**Exercise objective:** Repeat the records word for word, excluding any picture.

(Records contained in a dataset)

* * * * * * *

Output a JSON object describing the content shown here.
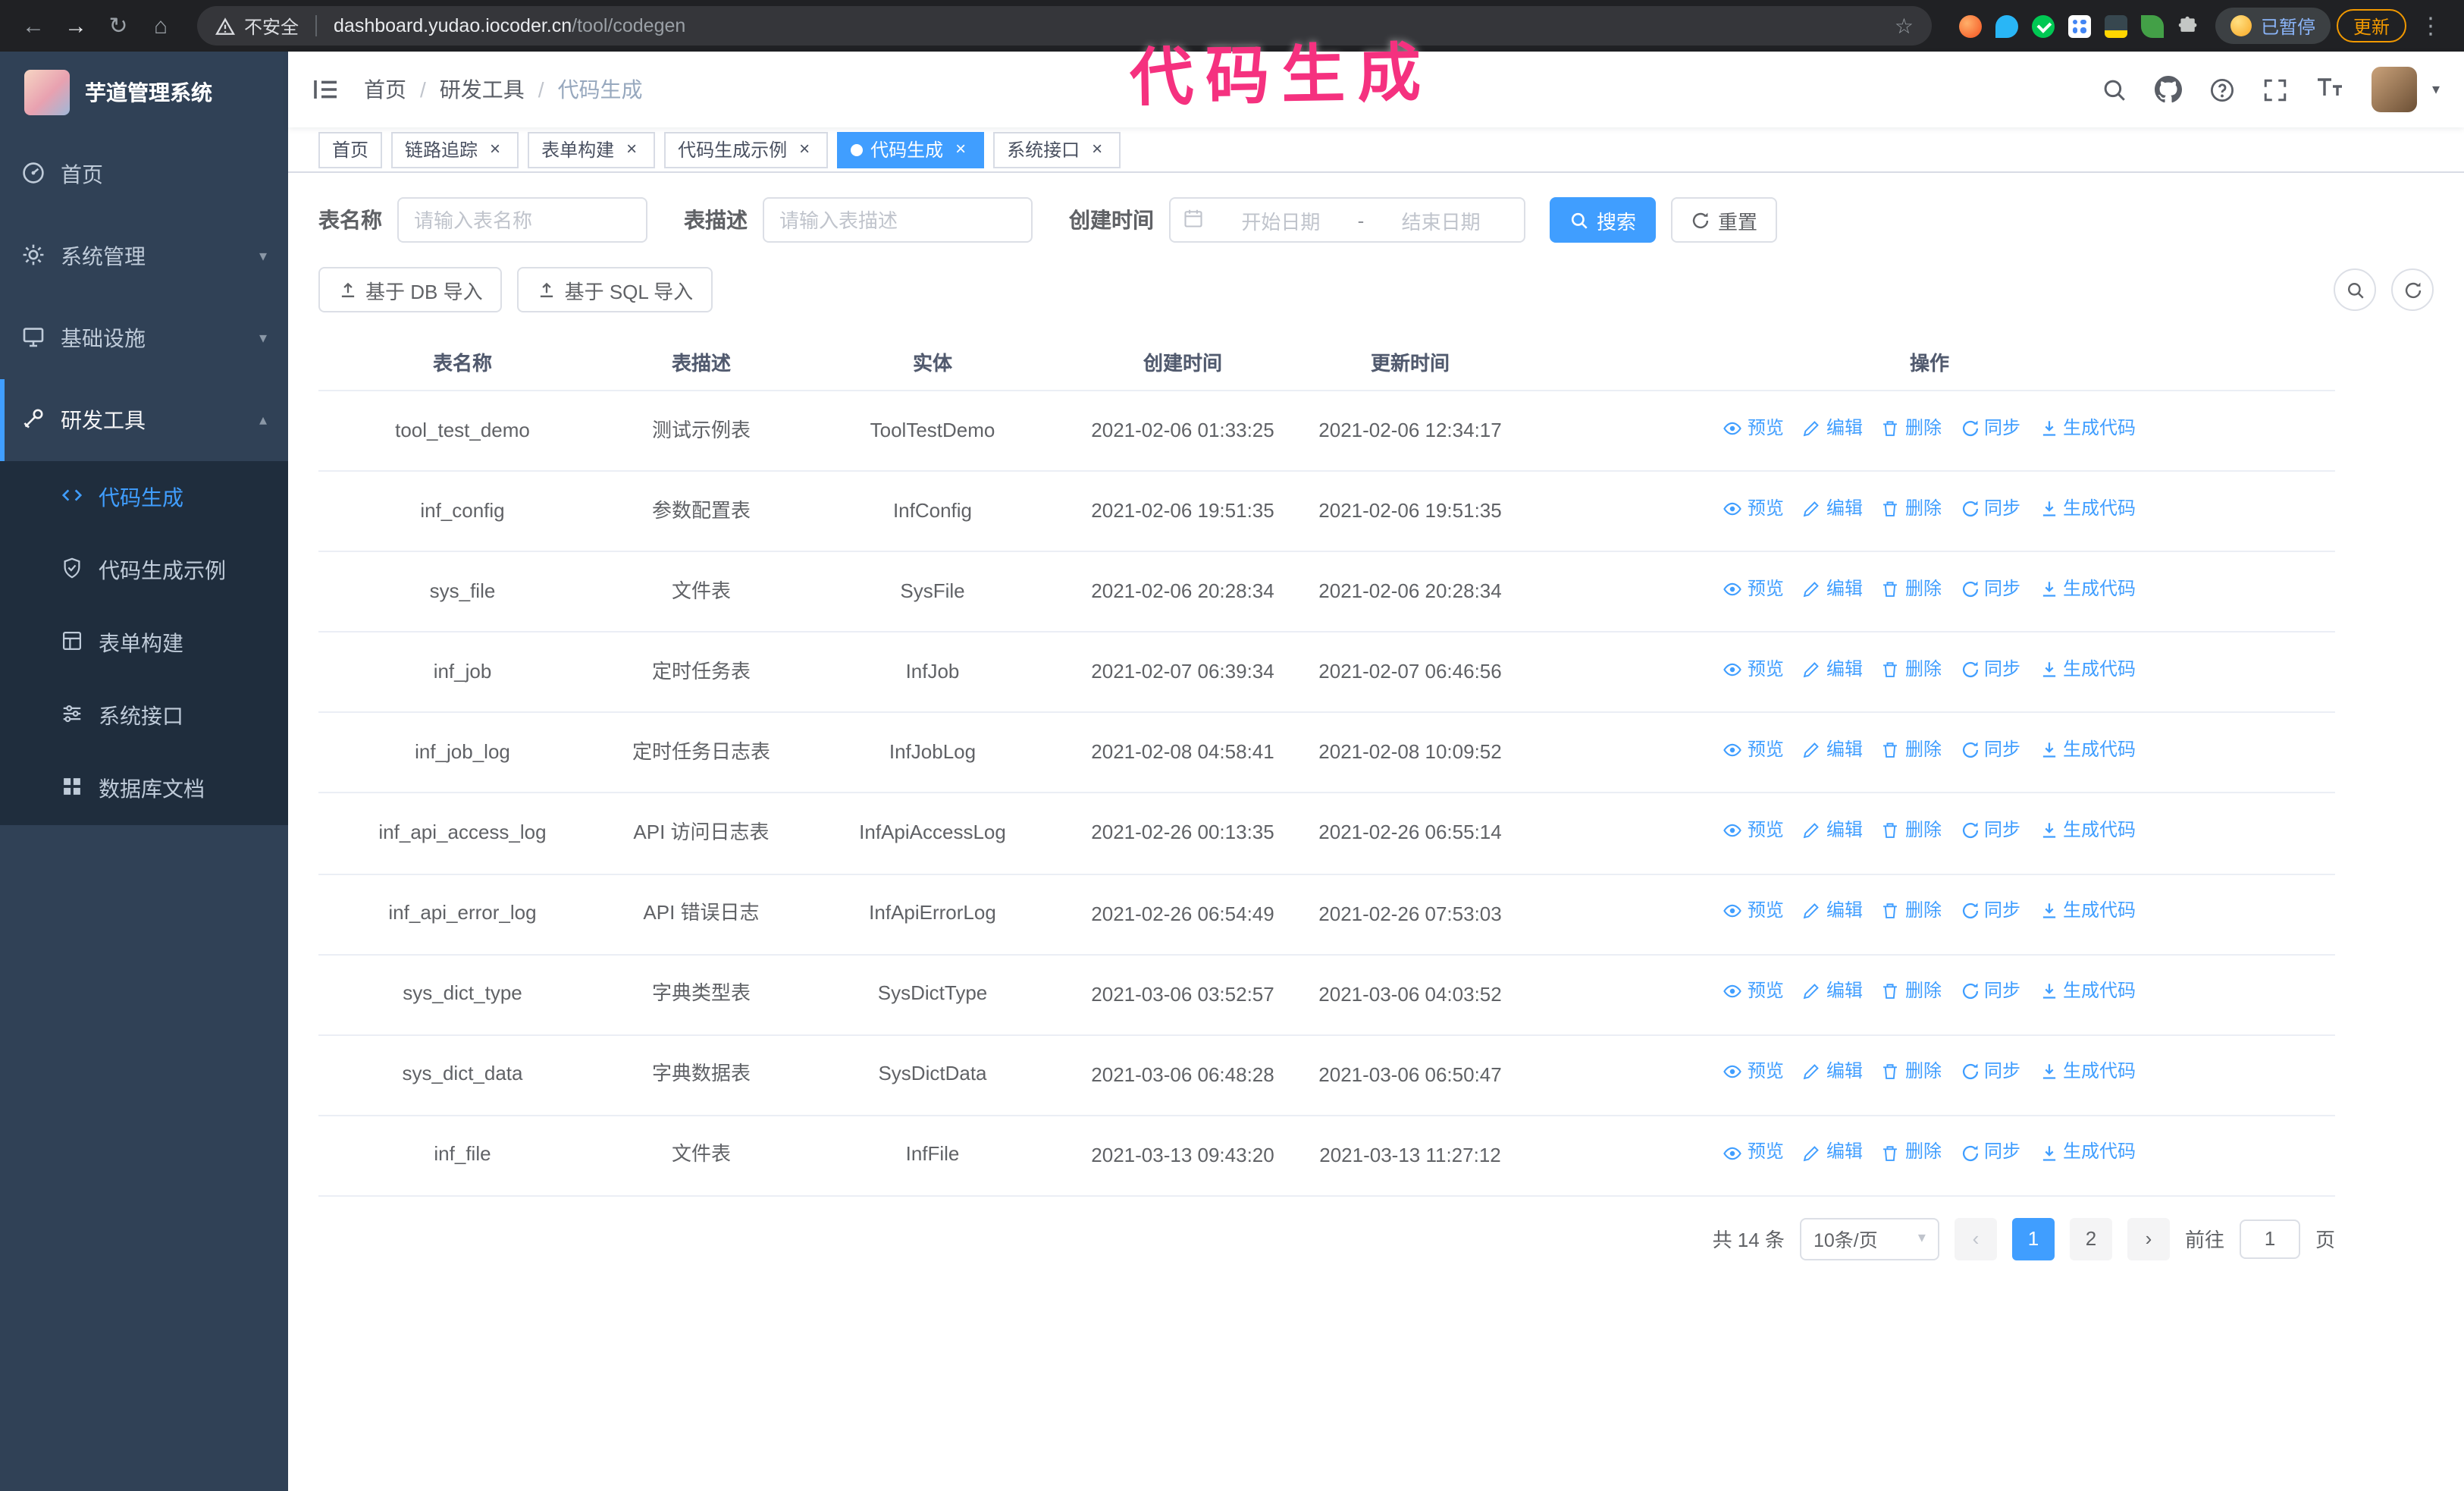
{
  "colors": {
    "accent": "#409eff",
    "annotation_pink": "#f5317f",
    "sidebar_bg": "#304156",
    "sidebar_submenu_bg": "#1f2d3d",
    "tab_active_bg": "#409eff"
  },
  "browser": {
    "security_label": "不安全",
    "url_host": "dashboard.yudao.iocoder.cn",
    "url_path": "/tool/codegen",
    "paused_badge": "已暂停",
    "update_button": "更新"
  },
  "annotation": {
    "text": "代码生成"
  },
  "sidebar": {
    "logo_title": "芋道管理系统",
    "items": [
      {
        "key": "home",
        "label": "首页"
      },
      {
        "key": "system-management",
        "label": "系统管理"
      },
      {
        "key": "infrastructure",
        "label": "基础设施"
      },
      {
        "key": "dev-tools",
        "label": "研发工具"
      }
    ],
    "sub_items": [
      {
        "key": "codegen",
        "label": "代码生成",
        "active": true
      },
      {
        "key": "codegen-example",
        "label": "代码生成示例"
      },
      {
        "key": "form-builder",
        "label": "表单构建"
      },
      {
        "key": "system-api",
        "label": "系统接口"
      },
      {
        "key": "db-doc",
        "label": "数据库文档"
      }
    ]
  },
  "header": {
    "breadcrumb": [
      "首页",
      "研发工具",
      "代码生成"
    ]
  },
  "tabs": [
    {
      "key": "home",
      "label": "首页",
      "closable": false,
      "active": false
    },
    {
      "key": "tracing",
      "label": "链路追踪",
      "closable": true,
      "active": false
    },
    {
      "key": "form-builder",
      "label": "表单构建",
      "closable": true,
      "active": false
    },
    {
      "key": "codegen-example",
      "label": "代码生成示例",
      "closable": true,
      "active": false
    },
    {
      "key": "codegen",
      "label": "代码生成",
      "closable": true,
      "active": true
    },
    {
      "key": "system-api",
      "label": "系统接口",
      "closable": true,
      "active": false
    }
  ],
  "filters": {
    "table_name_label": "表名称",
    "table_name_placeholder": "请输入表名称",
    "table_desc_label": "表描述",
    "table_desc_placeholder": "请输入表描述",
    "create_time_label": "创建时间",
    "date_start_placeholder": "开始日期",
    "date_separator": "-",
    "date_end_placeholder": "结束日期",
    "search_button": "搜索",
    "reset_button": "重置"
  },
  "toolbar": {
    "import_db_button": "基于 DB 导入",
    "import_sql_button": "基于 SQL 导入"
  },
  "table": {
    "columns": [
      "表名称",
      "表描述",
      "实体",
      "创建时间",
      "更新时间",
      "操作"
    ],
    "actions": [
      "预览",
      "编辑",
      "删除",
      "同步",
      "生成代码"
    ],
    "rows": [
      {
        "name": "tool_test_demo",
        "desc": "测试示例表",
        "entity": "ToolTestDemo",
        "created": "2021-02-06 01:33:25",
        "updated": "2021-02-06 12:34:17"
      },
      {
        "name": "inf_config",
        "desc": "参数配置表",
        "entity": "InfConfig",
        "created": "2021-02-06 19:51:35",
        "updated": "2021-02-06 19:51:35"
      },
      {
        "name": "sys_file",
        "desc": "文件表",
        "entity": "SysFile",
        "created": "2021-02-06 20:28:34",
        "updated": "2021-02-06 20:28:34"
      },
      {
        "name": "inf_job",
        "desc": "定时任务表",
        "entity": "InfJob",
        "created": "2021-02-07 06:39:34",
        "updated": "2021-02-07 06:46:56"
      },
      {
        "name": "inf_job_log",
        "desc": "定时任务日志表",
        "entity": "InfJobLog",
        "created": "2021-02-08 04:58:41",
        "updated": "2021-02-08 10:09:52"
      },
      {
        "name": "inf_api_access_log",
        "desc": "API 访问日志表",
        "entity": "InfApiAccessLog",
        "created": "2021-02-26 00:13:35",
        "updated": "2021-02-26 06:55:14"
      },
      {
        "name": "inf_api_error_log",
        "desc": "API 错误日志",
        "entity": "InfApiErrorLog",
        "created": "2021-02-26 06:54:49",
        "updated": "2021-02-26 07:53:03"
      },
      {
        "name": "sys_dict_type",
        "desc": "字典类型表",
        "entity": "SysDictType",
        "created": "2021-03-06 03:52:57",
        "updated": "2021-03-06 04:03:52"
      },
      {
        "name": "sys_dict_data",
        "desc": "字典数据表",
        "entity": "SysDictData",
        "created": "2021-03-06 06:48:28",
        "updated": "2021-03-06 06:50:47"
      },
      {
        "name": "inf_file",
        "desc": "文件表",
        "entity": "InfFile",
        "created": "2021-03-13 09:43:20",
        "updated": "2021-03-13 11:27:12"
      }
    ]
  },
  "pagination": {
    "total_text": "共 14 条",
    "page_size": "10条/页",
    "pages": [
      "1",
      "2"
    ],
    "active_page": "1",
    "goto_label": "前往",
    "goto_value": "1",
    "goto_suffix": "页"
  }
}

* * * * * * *

**Your response:**
Output a JSON object describing the content shown here.
{
  "colors": {
    "accent": "#409eff",
    "annotation_pink": "#f5317f",
    "sidebar_bg": "#304156",
    "sidebar_submenu_bg": "#1f2d3d",
    "tab_active_bg": "#409eff"
  },
  "browser": {
    "security_label": "不安全",
    "url_host": "dashboard.yudao.iocoder.cn",
    "url_path": "/tool/codegen",
    "paused_badge": "已暂停",
    "update_button": "更新"
  },
  "annotation": {
    "text": "代码生成"
  },
  "sidebar": {
    "logo_title": "芋道管理系统",
    "items": [
      {
        "key": "home",
        "label": "首页"
      },
      {
        "key": "system-management",
        "label": "系统管理"
      },
      {
        "key": "infrastructure",
        "label": "基础设施"
      },
      {
        "key": "dev-tools",
        "label": "研发工具"
      }
    ],
    "sub_items": [
      {
        "key": "codegen",
        "label": "代码生成",
        "active": true
      },
      {
        "key": "codegen-example",
        "label": "代码生成示例"
      },
      {
        "key": "form-builder",
        "label": "表单构建"
      },
      {
        "key": "system-api",
        "label": "系统接口"
      },
      {
        "key": "db-doc",
        "label": "数据库文档"
      }
    ]
  },
  "header": {
    "breadcrumb": [
      "首页",
      "研发工具",
      "代码生成"
    ]
  },
  "tabs": [
    {
      "key": "home",
      "label": "首页",
      "closable": false,
      "active": false
    },
    {
      "key": "tracing",
      "label": "链路追踪",
      "closable": true,
      "active": false
    },
    {
      "key": "form-builder",
      "label": "表单构建",
      "closable": true,
      "active": false
    },
    {
      "key": "codegen-example",
      "label": "代码生成示例",
      "closable": true,
      "active": false
    },
    {
      "key": "codegen",
      "label": "代码生成",
      "closable": true,
      "active": true
    },
    {
      "key": "system-api",
      "label": "系统接口",
      "closable": true,
      "active": false
    }
  ],
  "filters": {
    "table_name_label": "表名称",
    "table_name_placeholder": "请输入表名称",
    "table_desc_label": "表描述",
    "table_desc_placeholder": "请输入表描述",
    "create_time_label": "创建时间",
    "date_start_placeholder": "开始日期",
    "date_separator": "-",
    "date_end_placeholder": "结束日期",
    "search_button": "搜索",
    "reset_button": "重置"
  },
  "toolbar": {
    "import_db_button": "基于 DB 导入",
    "import_sql_button": "基于 SQL 导入"
  },
  "table": {
    "columns": [
      "表名称",
      "表描述",
      "实体",
      "创建时间",
      "更新时间",
      "操作"
    ],
    "actions": [
      "预览",
      "编辑",
      "删除",
      "同步",
      "生成代码"
    ],
    "rows": [
      {
        "name": "tool_test_demo",
        "desc": "测试示例表",
        "entity": "ToolTestDemo",
        "created": "2021-02-06 01:33:25",
        "updated": "2021-02-06 12:34:17"
      },
      {
        "name": "inf_config",
        "desc": "参数配置表",
        "entity": "InfConfig",
        "created": "2021-02-06 19:51:35",
        "updated": "2021-02-06 19:51:35"
      },
      {
        "name": "sys_file",
        "desc": "文件表",
        "entity": "SysFile",
        "created": "2021-02-06 20:28:34",
        "updated": "2021-02-06 20:28:34"
      },
      {
        "name": "inf_job",
        "desc": "定时任务表",
        "entity": "InfJob",
        "created": "2021-02-07 06:39:34",
        "updated": "2021-02-07 06:46:56"
      },
      {
        "name": "inf_job_log",
        "desc": "定时任务日志表",
        "entity": "InfJobLog",
        "created": "2021-02-08 04:58:41",
        "updated": "2021-02-08 10:09:52"
      },
      {
        "name": "inf_api_access_log",
        "desc": "API 访问日志表",
        "entity": "InfApiAccessLog",
        "created": "2021-02-26 00:13:35",
        "updated": "2021-02-26 06:55:14"
      },
      {
        "name": "inf_api_error_log",
        "desc": "API 错误日志",
        "entity": "InfApiErrorLog",
        "created": "2021-02-26 06:54:49",
        "updated": "2021-02-26 07:53:03"
      },
      {
        "name": "sys_dict_type",
        "desc": "字典类型表",
        "entity": "SysDictType",
        "created": "2021-03-06 03:52:57",
        "updated": "2021-03-06 04:03:52"
      },
      {
        "name": "sys_dict_data",
        "desc": "字典数据表",
        "entity": "SysDictData",
        "created": "2021-03-06 06:48:28",
        "updated": "2021-03-06 06:50:47"
      },
      {
        "name": "inf_file",
        "desc": "文件表",
        "entity": "InfFile",
        "created": "2021-03-13 09:43:20",
        "updated": "2021-03-13 11:27:12"
      }
    ]
  },
  "pagination": {
    "total_text": "共 14 条",
    "page_size": "10条/页",
    "pages": [
      "1",
      "2"
    ],
    "active_page": "1",
    "goto_label": "前往",
    "goto_value": "1",
    "goto_suffix": "页"
  }
}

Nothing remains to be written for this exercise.